     EAL is currently operated with 12-car trains.  The future NSL of the SCL project will be operated with 9-car trains.  This is because the NSL of SCL will extend the rail line through the Hong Kong Convention and Exhibition Centre to Admiralty where platforms for 12-car trains cannot be accommodated due to space constraints.  When SCL is in service, trains will stop at the straighter part of the platforms to help narrow the platform gap.  As the train door positions may have to re-align with the straighter part of the platforms, all the relevant APGs will have to be dismantled and reinstalled, resulting in wastage.

     If retrofitting of APGs on EAL platforms is to be implemented as a standalone project, the MTRCL will need to first procure 12-car new trains to maintain its current service level.  When SCL is completed, due to the above technical reason, 9-car trains will be used.  As the combinations of motor cars and trailer cars of 9-car trains and 12-car trains are different, a certain number of trailer cars will be wasted when converting 12-car trains into 9-car trains.  More motor cars will need to be procured and driving-cabs will have to be modified and all previous work done will be wasted.  At the same time, enhancements will have to be made to the signalling system with a view to increasing train frequency and total capacity.

     Regarding the time required for the project, according to MTRCL's assessment, it is expected that the retrofitting of APGs as a standalone project at EAL stations will take about ten years to complete.  About eight and a half years will be needed to procure and replace the signalling system and the train fleet with the first APGs being operational at the same time, and then the retrofitting of APGs at all the stations will take about one and a half years. Once the SCL Project is given the go-ahead, the NSL is expected to be completed in 2020, similar to that of implementing the APG project as a standalone one. Therefore, it does not justify the abortive works.

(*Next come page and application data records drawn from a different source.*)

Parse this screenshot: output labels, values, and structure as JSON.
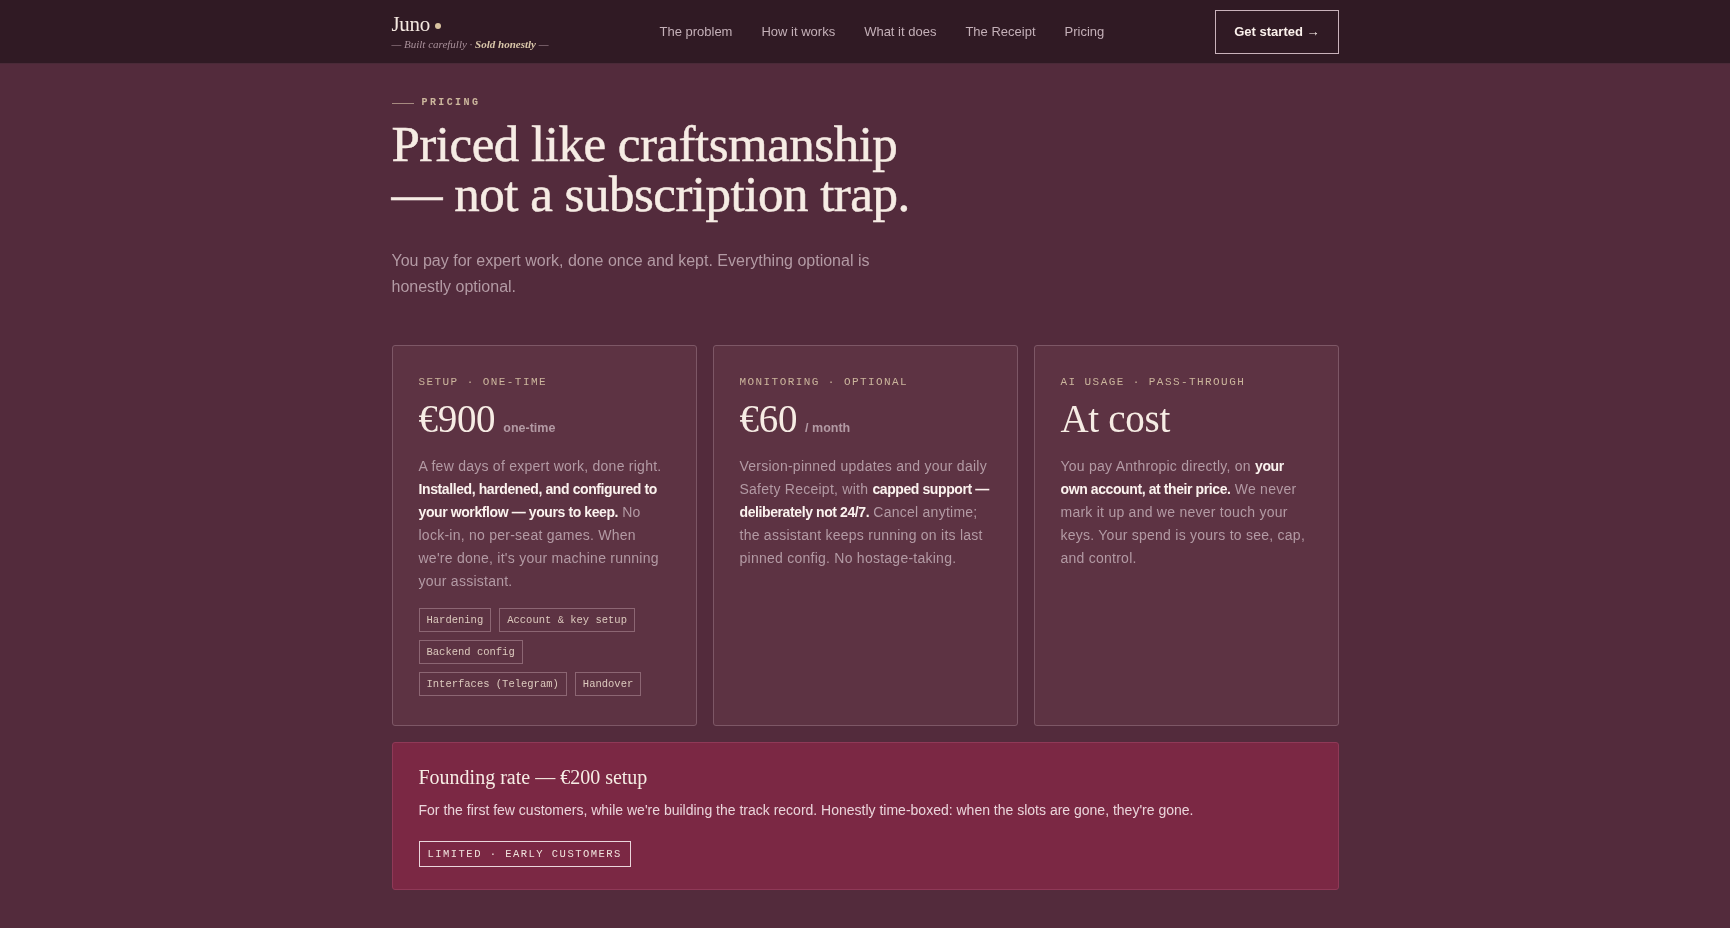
{
  "header": {
    "logo": {
      "wordmark": "Juno",
      "tagline": "— Built carefully · **Sold honestly** —"
    },
    "nav": [
      "The problem",
      "How it works",
      "What it does",
      "The Receipt",
      "Pricing"
    ],
    "cta": "Get started →"
  },
  "pricing": {
    "eyebrow": "PRICING",
    "title_lines": [
      "Priced like craftsmanship",
      "— not a subscription trap."
    ],
    "subtitle": "You pay for expert work, done once and kept. Everything optional is honestly optional.",
    "cards": [
      {
        "label": "SETUP · ONE-TIME",
        "price": "€900",
        "unit": "one-time",
        "description": "A few days of expert work, done right. **Installed, hardened, and configured to your workflow — yours to keep.** No lock-in, no per-seat games. When we're done, it's your machine running your assistant.",
        "tags": [
          "Hardening",
          "Account & key setup",
          "Backend config",
          "Interfaces (Telegram)",
          "Handover"
        ]
      },
      {
        "label": "MONITORING · OPTIONAL",
        "price": "€60",
        "unit": "/ month",
        "description": "Version-pinned updates and your daily Safety Receipt, with **capped support — deliberately not 24/7.** Cancel anytime; the assistant keeps running on its last pinned config. No hostage-taking."
      },
      {
        "label": "AI USAGE · PASS-THROUGH",
        "price": "At cost",
        "description": "You pay Anthropic directly, on **your own account, at their price.** We never mark it up and we never touch your keys. Your spend is yours to see, cap, and control."
      }
    ],
    "founding": {
      "title": "Founding rate — €200 setup",
      "description": "For the first few customers, while we're building the track record. Honestly time-boxed: when the slots are gone, they're gone.",
      "badge": "LIMITED · EARLY CUSTOMERS"
    }
  }
}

     Besides, work will continuously be carried out on EAL platforms if both projects are undertaken separately, causing extensive inconvenience to passengers.

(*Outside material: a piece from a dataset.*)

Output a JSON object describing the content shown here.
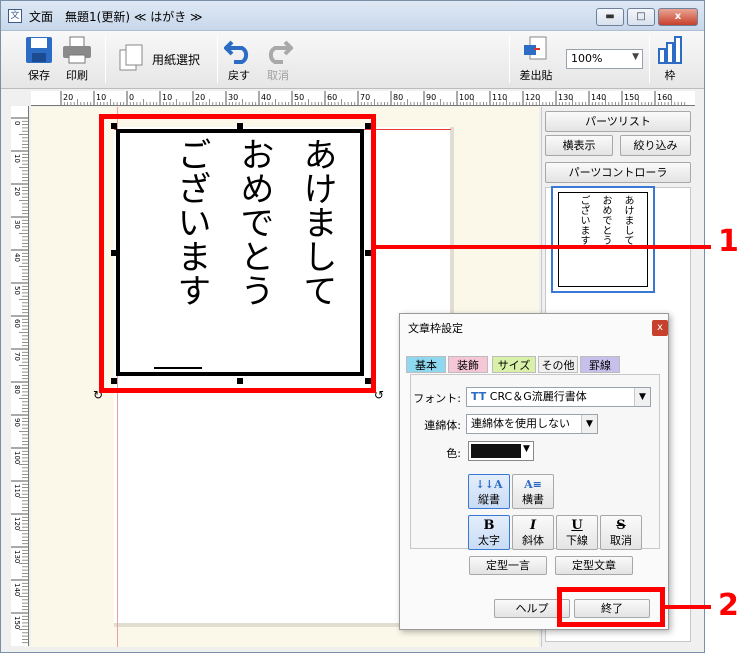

(d) Ventilation was taken into account when the pre-merger MTRCL retrofitted Platform Screen Doors (PSD) at all underground stations and APGs at the eight aboveground and at-grade stations. Consultants were commissioned by MTRCL (and the pre-merger MTRCL) during the design stage to evaluate the impact of PSDs and APGs on ventilation at stations.

     Before PSDs were retrofitted at underground stations, trains in motion could produce piston effect and drive fresh air from the station into the tunnel to provide ventilation.  Retrofitting of PSDs can reduce the loss of air-conditioning and maintain the temperature at platforms at a consistent level in order to provide a better travelling environment for passengers.  However, as the tunnel and platform area were separated after retrofitting of the PSDs, additional facilities such as air ducts and ventilation system had to be built at tunnels.  The pre-merger MTRCL carried out major alterations to the station and tunnel ventilation, air-conditioning and smoke extraction systems.

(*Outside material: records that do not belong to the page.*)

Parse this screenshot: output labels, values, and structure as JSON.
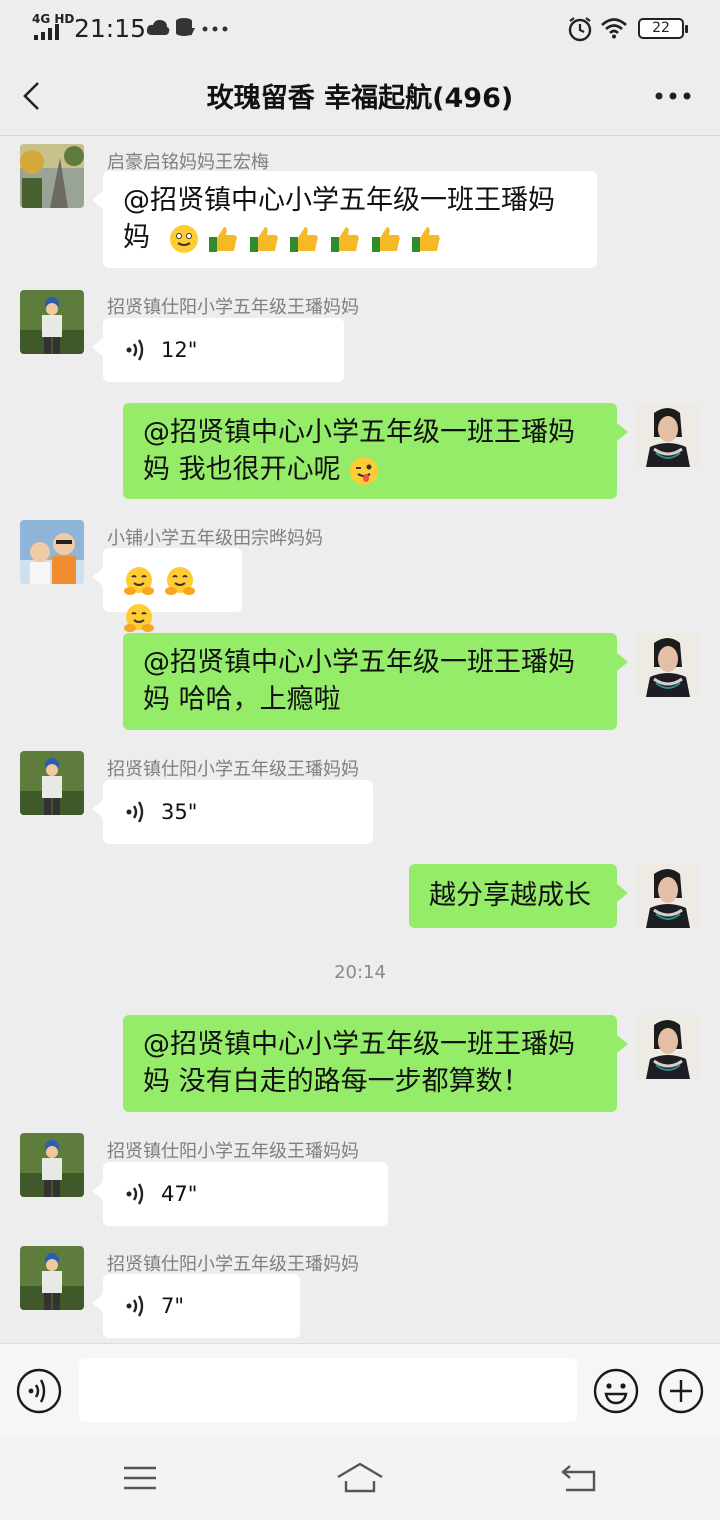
{
  "status_bar": {
    "network": "4G HD",
    "time": "21:15",
    "battery": "22"
  },
  "header": {
    "title": "玫瑰留香 幸福起航(496)"
  },
  "messages": [
    {
      "sender": "启豪启铭妈妈王宏梅",
      "text_line1": "@招贤镇中心小学五年级一班王璠妈",
      "text_line2": "妈"
    },
    {
      "sender": "招贤镇仕阳小学五年级王璠妈妈",
      "voice_duration": "12\""
    },
    {
      "text_line1": "@招贤镇中心小学五年级一班王璠妈",
      "text_line2": "妈  我也很开心呢"
    },
    {
      "sender": "小铺小学五年级田宗晔妈妈"
    },
    {
      "text_line1": "@招贤镇中心小学五年级一班王璠妈",
      "text_line2": "妈  哈哈，上瘾啦"
    },
    {
      "sender": "招贤镇仕阳小学五年级王璠妈妈",
      "voice_duration": "35\""
    },
    {
      "text": "越分享越成长"
    },
    {
      "timestamp": "20:14"
    },
    {
      "text_line1": "@招贤镇中心小学五年级一班王璠妈",
      "text_line2": "妈  没有白走的路每一步都算数！"
    },
    {
      "sender": "招贤镇仕阳小学五年级王璠妈妈",
      "voice_duration": "47\""
    },
    {
      "sender": "招贤镇仕阳小学五年级王璠妈妈",
      "voice_duration": "7\""
    }
  ],
  "input_bar": {
    "value": "",
    "icons": [
      "voice-mode-icon",
      "emoji-icon",
      "plus-icon"
    ]
  },
  "icons": {
    "back": "chevron-left-icon",
    "more": "more-dots-icon",
    "footer": [
      "menu-icon",
      "home-icon",
      "back-nav-icon"
    ]
  },
  "colors": {
    "background": "#ededed",
    "outgoing_bubble": "#95ec69",
    "incoming_bubble": "#ffffff",
    "sender_name": "#7f7f7f"
  }
}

     Ventilation for the eight aboveground and at-grade stations is different from that of the underground stations as natural ventilation is used.  After APGs are retrofitted, further enhancement to ventilation is required at platforms in order to maintain the same level of comfort for passengers. Therefore, installation of conducting fans at station platforms where APGs are retrofitted has been included in the project.

     As for the impact on ventilation at EAL platforms after APGs are retrofitted, preliminary studies show that substantial improvement works to the existing station ventilation will have to be carried out to maintain a comparable environment as before the installation of APGs for passengers waiting for trains on platforms.  MTRCL will conduct a detailed study when designing the APG system for EAL stations.

Ends/Wednesday, April 6, 2011
Issued at HKT 15:51


Print this page